- gulpfile.js
- package.json

Before jumping in to create each and every file, keep in mind that the items in the dist directory will be generated via our build process. For now, just create the necessary folder structure and we’ll jump into the rest shortly.

Pull up the gulpfile.js file and we’ll start working through our build processes. First, we’ll populate some path variables and objects that will come in handy in several of our build tasks. Place this below the required modules section:

var src= 'src';
var dist = 'dist';
var paths = {
  js: src + '/js/*.js',
  scss: src + '/scss/**/*.scss'

Now we’ll create our first gulp task, which will be compiling and compressing our Sass files. In gulp, the process of creating new tasks is fairly straightforward. First we define the task, then return the source files that we want to alter:

gulp.task('compile-sass', function() {
  return gulp.src(paths.scss)
    .pipe(sass({outputStyle: 'compressed'}).on('error', sass.logError))
    .pipe(gulp.dest(dist + '/css'));

Walking through each step – we define a task called compile-sass that we can access later, we pass in the path variable, which includes all scss files in the target directory, then combine all output into the minified file with the concat command, before finally dropping it into our css directory. This already cuts out several tedious tasks from a normal manual build – compiling Sass, minifying, and organizing directories.

Now we’ll add another common task: compiling and minifying javascript files. Just like the previous example, we’ll start by defining the task, before filling in options:

gulp.task('compile-js', function() {
  return gulp.scr(paths.js)
    .pipe(uglify().on('error', function(error) {
    .pipe(gulp.dest(dist + '/js'));
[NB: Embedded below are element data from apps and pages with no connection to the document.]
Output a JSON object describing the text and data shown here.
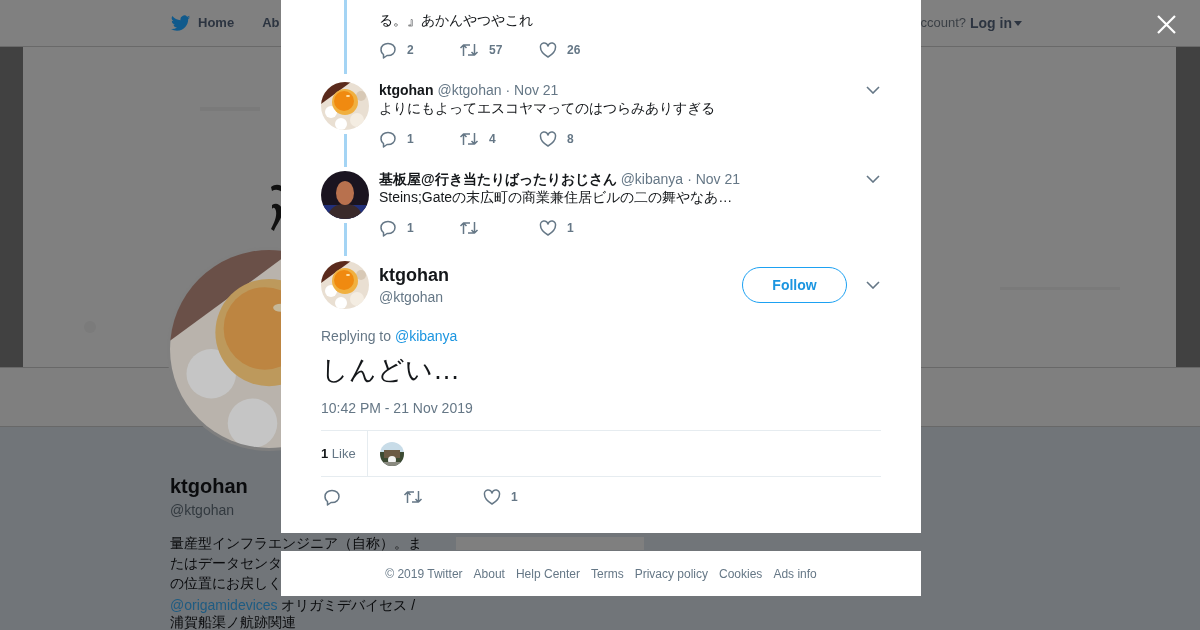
{
  "nav": {
    "home": "Home",
    "about": "Ab",
    "account_prompt": "ccount?",
    "login": "Log in"
  },
  "profile": {
    "name": "ktgohan",
    "handle": "@ktgohan",
    "bio": [
      {
        "text": "量産型インフラエンジニア（自称）。ま"
      },
      {
        "text": "たはデータセンタ"
      },
      {
        "text": "の位置にお戻しく"
      },
      {
        "link": "@origamidevices",
        "text": " オリガミデバイセス /"
      },
      {
        "text": "浦賀船渠ノ航跡関連"
      }
    ]
  },
  "thread": [
    {
      "text_lines": [
        "る。』あかんやつやこれ"
      ],
      "replies": "2",
      "retweets": "57",
      "likes": "26"
    },
    {
      "name": "ktgohan",
      "handle": "@ktgohan",
      "date": "· Nov 21",
      "text": "よりにもよってエスコヤマってのはつらみありすぎる",
      "replies": "1",
      "retweets": "4",
      "likes": "8"
    },
    {
      "name": "基板屋@行き当たりばったりおじさん",
      "handle": "@kibanya",
      "date": "· Nov 21",
      "text": "Steins;Gateの末広町の商業兼住居ビルの二の舞やなあ…",
      "replies": "1",
      "likes": "1"
    }
  ],
  "tweet": {
    "name": "ktgohan",
    "handle": "@ktgohan",
    "follow": "Follow",
    "replying_label": "Replying to",
    "replying_to": "@kibanya",
    "text": "しんどい…",
    "timestamp": "10:42 PM - 21 Nov 2019",
    "likes_summary": "**1** Like",
    "likes": "1"
  },
  "footer": {
    "links": [
      "© 2019 Twitter",
      "About",
      "Help Center",
      "Terms",
      "Privacy policy",
      "Cookies",
      "Ads info"
    ]
  }
}
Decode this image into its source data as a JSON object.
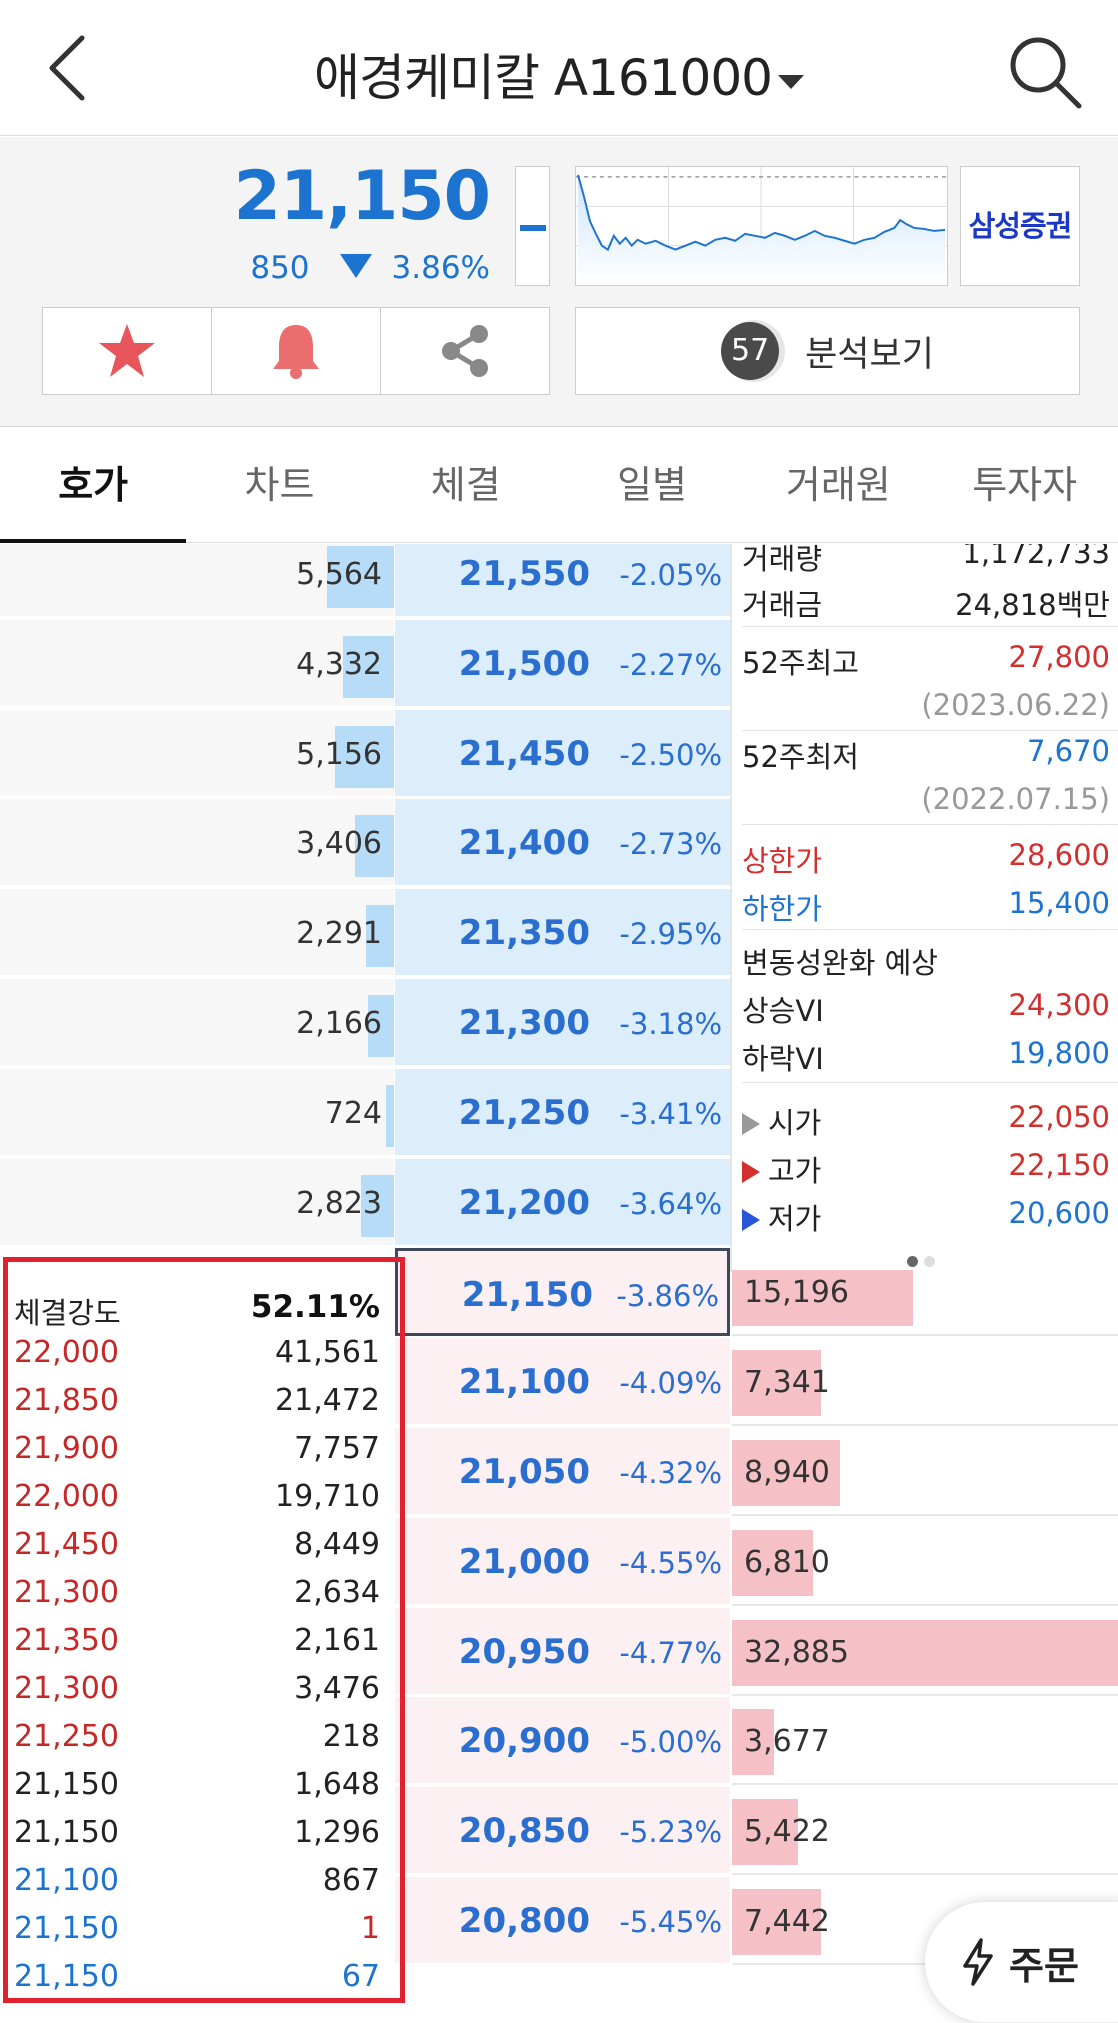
{
  "header": {
    "title": "애경케미칼 A161000",
    "icons": [
      "back-arrow-icon",
      "dropdown-triangle-icon",
      "search-icon"
    ]
  },
  "quote": {
    "price": "21,150",
    "change": "850",
    "change_pct": "3.86%",
    "broker": "삼성증권",
    "analysis_score": "57",
    "analysis_label": "분석보기",
    "actions": [
      "star-icon",
      "bell-icon",
      "share-icon"
    ],
    "colors": {
      "up": "#d32f2f",
      "down": "#1c74d0"
    }
  },
  "tabs": [
    {
      "label": "호가",
      "active": true
    },
    {
      "label": "차트"
    },
    {
      "label": "체결"
    },
    {
      "label": "일별"
    },
    {
      "label": "거래원"
    },
    {
      "label": "투자자"
    }
  ],
  "asks": [
    {
      "qty": "5,564",
      "qty_frac": 0.17,
      "price": "21,550",
      "pct": "-2.05%"
    },
    {
      "qty": "4,332",
      "qty_frac": 0.13,
      "price": "21,500",
      "pct": "-2.27%"
    },
    {
      "qty": "5,156",
      "qty_frac": 0.15,
      "price": "21,450",
      "pct": "-2.50%"
    },
    {
      "qty": "3,406",
      "qty_frac": 0.1,
      "price": "21,400",
      "pct": "-2.73%"
    },
    {
      "qty": "2,291",
      "qty_frac": 0.07,
      "price": "21,350",
      "pct": "-2.95%"
    },
    {
      "qty": "2,166",
      "qty_frac": 0.065,
      "price": "21,300",
      "pct": "-3.18%"
    },
    {
      "qty": "724",
      "qty_frac": 0.02,
      "price": "21,250",
      "pct": "-3.41%"
    },
    {
      "qty": "2,823",
      "qty_frac": 0.085,
      "price": "21,200",
      "pct": "-3.64%"
    }
  ],
  "bids": [
    {
      "price": "21,150",
      "pct": "-3.86%",
      "qty": "15,196",
      "qty_frac": 0.47,
      "current": true
    },
    {
      "price": "21,100",
      "pct": "-4.09%",
      "qty": "7,341",
      "qty_frac": 0.23
    },
    {
      "price": "21,050",
      "pct": "-4.32%",
      "qty": "8,940",
      "qty_frac": 0.28
    },
    {
      "price": "21,000",
      "pct": "-4.55%",
      "qty": "6,810",
      "qty_frac": 0.21
    },
    {
      "price": "20,950",
      "pct": "-4.77%",
      "qty": "32,885",
      "qty_frac": 1.0
    },
    {
      "price": "20,900",
      "pct": "-5.00%",
      "qty": "3,677",
      "qty_frac": 0.11
    },
    {
      "price": "20,850",
      "pct": "-5.23%",
      "qty": "5,422",
      "qty_frac": 0.17
    },
    {
      "price": "20,800",
      "pct": "-5.45%",
      "qty": "7,442",
      "qty_frac": 0.23
    }
  ],
  "info": {
    "volume_label": "거래량",
    "volume": "1,172,733",
    "amount_label": "거래금",
    "amount": "24,818백만",
    "high52_label": "52주최고",
    "high52": "27,800",
    "high52_date": "(2023.06.22)",
    "low52_label": "52주최저",
    "low52": "7,670",
    "low52_date": "(2022.07.15)",
    "upper_label": "상한가",
    "upper": "28,600",
    "lower_label": "하한가",
    "lower": "15,400",
    "vi_title": "변동성완화 예상",
    "vi_up_label": "상승VI",
    "vi_up": "24,300",
    "vi_down_label": "하락VI",
    "vi_down": "19,800",
    "open_label": "시가",
    "open": "22,050",
    "high_label": "고가",
    "high": "22,150",
    "low_label": "저가",
    "low": "20,600"
  },
  "trade_strength": {
    "label": "체결강도",
    "value": "52.11%",
    "rows": [
      {
        "price": "22,000",
        "qty": "41,561",
        "pcolor": "red",
        "qcolor": "black"
      },
      {
        "price": "21,850",
        "qty": "21,472",
        "pcolor": "red",
        "qcolor": "black"
      },
      {
        "price": "21,900",
        "qty": "7,757",
        "pcolor": "red",
        "qcolor": "black"
      },
      {
        "price": "22,000",
        "qty": "19,710",
        "pcolor": "red",
        "qcolor": "black"
      },
      {
        "price": "21,450",
        "qty": "8,449",
        "pcolor": "red",
        "qcolor": "black"
      },
      {
        "price": "21,300",
        "qty": "2,634",
        "pcolor": "red",
        "qcolor": "black"
      },
      {
        "price": "21,350",
        "qty": "2,161",
        "pcolor": "red",
        "qcolor": "black"
      },
      {
        "price": "21,300",
        "qty": "3,476",
        "pcolor": "red",
        "qcolor": "black"
      },
      {
        "price": "21,250",
        "qty": "218",
        "pcolor": "red",
        "qcolor": "black"
      },
      {
        "price": "21,150",
        "qty": "1,648",
        "pcolor": "black",
        "qcolor": "black"
      },
      {
        "price": "21,150",
        "qty": "1,296",
        "pcolor": "black",
        "qcolor": "black"
      },
      {
        "price": "21,100",
        "qty": "867",
        "pcolor": "blue",
        "qcolor": "black"
      },
      {
        "price": "21,150",
        "qty": "1",
        "pcolor": "blue",
        "qcolor": "red"
      },
      {
        "price": "21,150",
        "qty": "67",
        "pcolor": "blue",
        "qcolor": "blue"
      }
    ]
  },
  "order_button": {
    "label": "주문",
    "icon": "lightning-icon"
  }
}
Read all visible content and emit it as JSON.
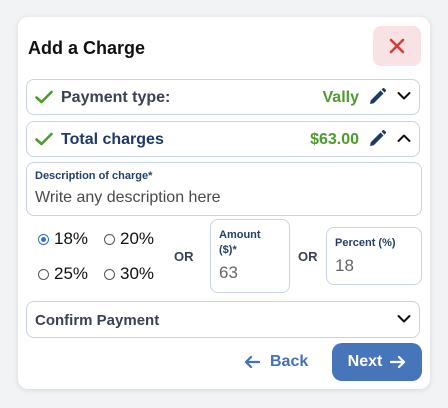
{
  "header": {
    "title": "Add a Charge"
  },
  "payment_type": {
    "label": "Payment type:",
    "value": "Vally"
  },
  "total_charges": {
    "label": "Total charges",
    "value": "$63.00"
  },
  "description": {
    "label": "Description of charge*",
    "placeholder": "Write any description here",
    "value": ""
  },
  "percent_options": [
    {
      "label": "18%",
      "selected": true
    },
    {
      "label": "20%",
      "selected": false
    },
    {
      "label": "25%",
      "selected": false
    },
    {
      "label": "30%",
      "selected": false
    }
  ],
  "or_text": "OR",
  "amount": {
    "label_line1": "Amount",
    "label_line2": "($)*",
    "value": "63"
  },
  "percent": {
    "label": "Percent (%)",
    "value": "18"
  },
  "confirm_payment": {
    "label": "Confirm Payment"
  },
  "footer": {
    "back_label": "Back",
    "next_label": "Next"
  },
  "colors": {
    "accent_green": "#4e9a2e",
    "primary_blue": "#4775b9",
    "close_bg": "#f8e2e4",
    "close_icon": "#d63a3a"
  }
}
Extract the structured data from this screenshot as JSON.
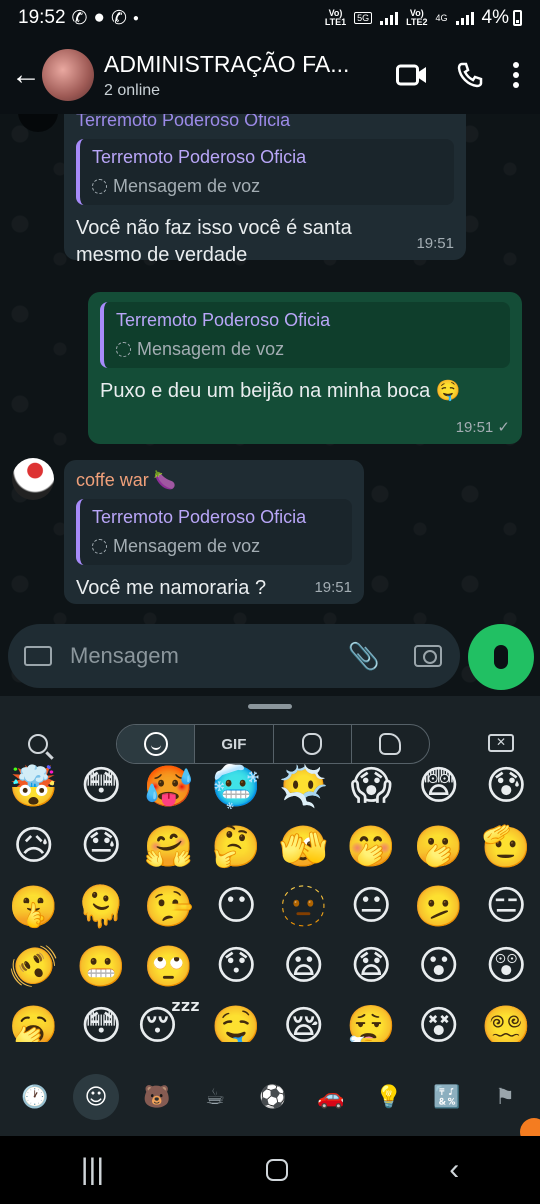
{
  "status": {
    "time": "19:52",
    "sim1": "Vo)\nLTE1",
    "net1": "5G",
    "sim2": "Vo)\nLTE2",
    "net2": "4G",
    "battery": "4%"
  },
  "header": {
    "title": "ADMINISTRAÇÃO FA...",
    "subtitle": "2 online"
  },
  "messages": [
    {
      "sender": "Terremoto Poderoso Oficia",
      "quote_name": "Terremoto Poderoso Oficia",
      "quote_sub": "Mensagem de voz",
      "text": "Você não faz isso você é santa mesmo de verdade",
      "time": "19:51"
    },
    {
      "quote_name": "Terremoto Poderoso Oficia",
      "quote_sub": "Mensagem de voz",
      "text": "Puxo e deu um beijão na minha boca 🤤",
      "time": "19:51 ✓"
    },
    {
      "sender": "coffe war 🍆",
      "quote_name": "Terremoto Poderoso Oficia",
      "quote_sub": "Mensagem de voz",
      "text": "Você me namoraria ?",
      "time": "19:51"
    }
  ],
  "input": {
    "placeholder": "Mensagem"
  },
  "emoji_tabs": {
    "gif": "GIF"
  },
  "emojis": [
    "🤯",
    "😳",
    "🥵",
    "🥶",
    "😶‍🌫️",
    "😱",
    "😨",
    "😰",
    "😥",
    "😓",
    "🤗",
    "🤔",
    "🫣",
    "🤭",
    "🫢",
    "🫡",
    "🤫",
    "🫠",
    "🤥",
    "😶",
    "🫥",
    "😐",
    "🫤",
    "😑",
    "🫨",
    "😬",
    "🙄",
    "😯",
    "😦",
    "😧",
    "😮",
    "😲",
    "🥱",
    "😳",
    "😴",
    "🤤",
    "😪",
    "😮‍💨",
    "😵",
    "😵‍💫"
  ],
  "categories": [
    "🕐",
    "☺",
    "🐻",
    "☕",
    "⚽",
    "🚗",
    "💡",
    "🔣",
    "⚑"
  ]
}
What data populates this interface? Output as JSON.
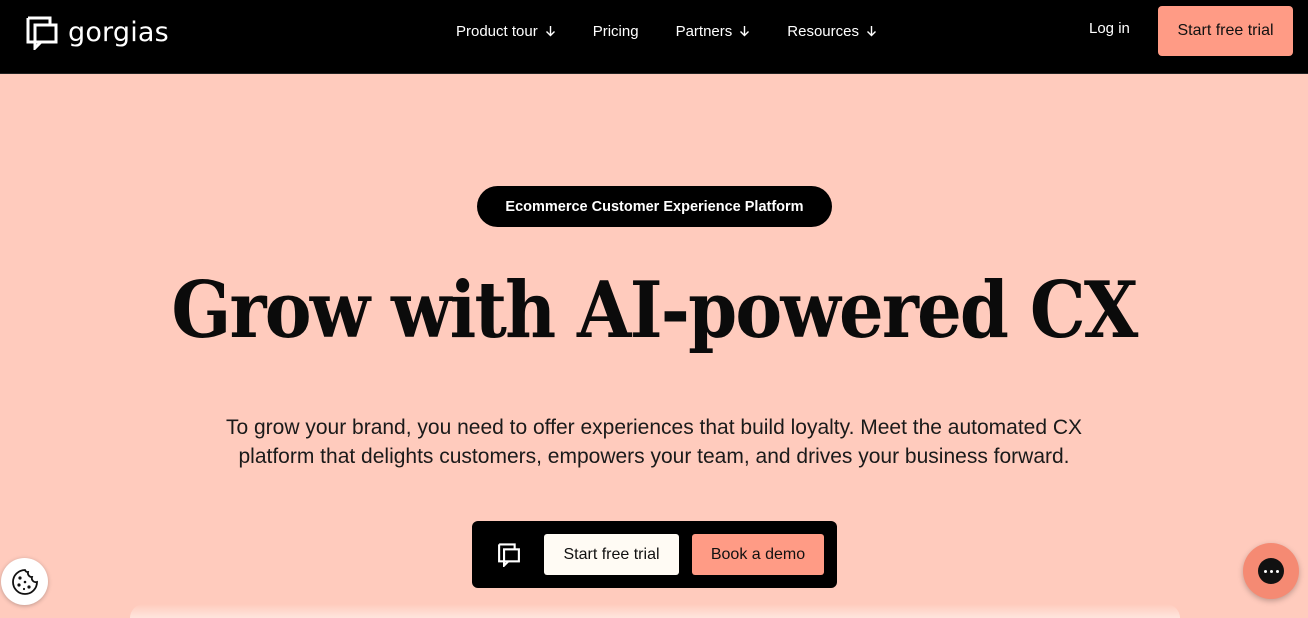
{
  "header": {
    "logo_text": "gorgias",
    "nav": [
      {
        "label": "Product tour",
        "has_dropdown": true
      },
      {
        "label": "Pricing",
        "has_dropdown": false
      },
      {
        "label": "Partners",
        "has_dropdown": true
      },
      {
        "label": "Resources",
        "has_dropdown": true
      }
    ],
    "login_label": "Log in",
    "cta_label": "Start free trial"
  },
  "hero": {
    "badge": "Ecommerce Customer Experience Platform",
    "headline": "Grow with AI-powered CX",
    "subtext": "To grow your brand, you need to offer experiences that build loyalty. Meet the automated CX platform that delights customers, empowers your team, and drives your business forward."
  },
  "cta_bar": {
    "trial_label": "Start free trial",
    "demo_label": "Book a demo"
  },
  "icons": {
    "logo": "gorgias-logo-icon",
    "nav_dropdown": "arrow-down-icon",
    "cookie": "cookie-icon",
    "chat": "chat-bubble-icon"
  },
  "colors": {
    "background": "#ffcbbd",
    "header": "#000000",
    "accent": "#ff9b85",
    "chat": "#f58a73"
  }
}
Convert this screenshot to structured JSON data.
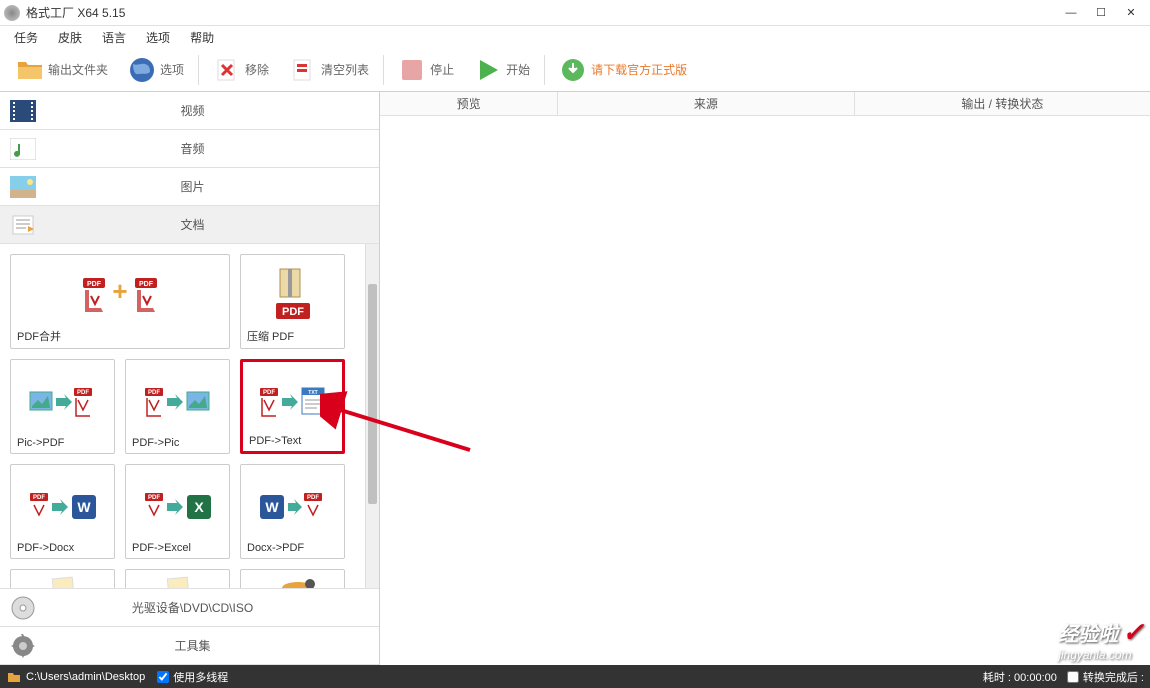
{
  "window": {
    "title": "格式工厂 X64 5.15"
  },
  "menubar": [
    "任务",
    "皮肤",
    "语言",
    "选项",
    "帮助"
  ],
  "toolbar": {
    "output_folder": "输出文件夹",
    "options": "选项",
    "remove": "移除",
    "clear_list": "清空列表",
    "stop": "停止",
    "start": "开始",
    "download_official": "请下载官方正式版"
  },
  "categories": {
    "video": "视频",
    "audio": "音频",
    "image": "图片",
    "document": "文档",
    "optical": "光驱设备\\DVD\\CD\\ISO",
    "tools": "工具集"
  },
  "tiles": {
    "pdf_merge": "PDF合并",
    "compress_pdf": "压缩 PDF",
    "pic_to_pdf": "Pic->PDF",
    "pdf_to_pic": "PDF->Pic",
    "pdf_to_text": "PDF->Text",
    "pdf_to_docx": "PDF->Docx",
    "pdf_to_excel": "PDF->Excel",
    "docx_to_pdf": "Docx->PDF"
  },
  "columns": {
    "preview": "预览",
    "source": "来源",
    "output_status": "输出 / 转换状态"
  },
  "statusbar": {
    "path": "C:\\Users\\admin\\Desktop",
    "multithread": "使用多线程",
    "elapsed": "耗时 : 00:00:00",
    "after_convert": "转换完成后 :"
  },
  "watermark": {
    "main": "经验啦",
    "sub": "jingyanla.com"
  }
}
Here, we pull in any javascript files from the specified path, concatenate into a single file, minify the output, and place in our dist folder. Not much different than our compile-sass task, really. Finally, we’ll add a task to watch for any updates to our styling or functionality and run our build processes automatically. This makes all our setup worth its time and weight in gold bullion. Let’s add the following to our gulpfile.js:

gulp.task('watch', function() {, ['compile-js']);, ['compile-sass']);

This task listens for changes at our js or scss paths and runs the specified tasks in real time. Pretty cool, right? There are tons of other build options that we could layer on top, like adding a local server, live reload, or applying javascript / css linting. Let me know in the comments if you want a more in-depth walkthrough on gulp build processes. But this should be a good start for streamlining our plugin development process.

At this point, you’re probably wondering how these tasks are supposed to be running in the first place. We can head back over to the terminal window and run any of the defined tasks, like so:

gulp compile-sass
gulp compile-js
gulp watch

After each command, there should be an output indicating the total compile time and any applicable errors. Since we’ll most likely want to run each command every time we perform a build operation, we can define a default gulp task to do just that. Back in our gulpfile.js, add the following:

gulp.task('default', ['compile-sass', 'compile-js', 'watch']);

Make sure that the tasks listed in the array match the names assigned in the individual task declarations, and that they’re placed in the correct order of operation (if you want to lint your js before minifying, place the lint task first). Easy enough, and now all you need to enter in the terminal is (drum roll please):


Great work! Now we have the basic structure for our jQuery plugin and the build process hammered out. It’s time to start building the thing! That was a lot of build-up, so hopefully you’re still fired up about the next part of our jQuery plugin tutorial series. Let me know in the comments if you have any questions, or if there’s any other tutorials you’d like to see!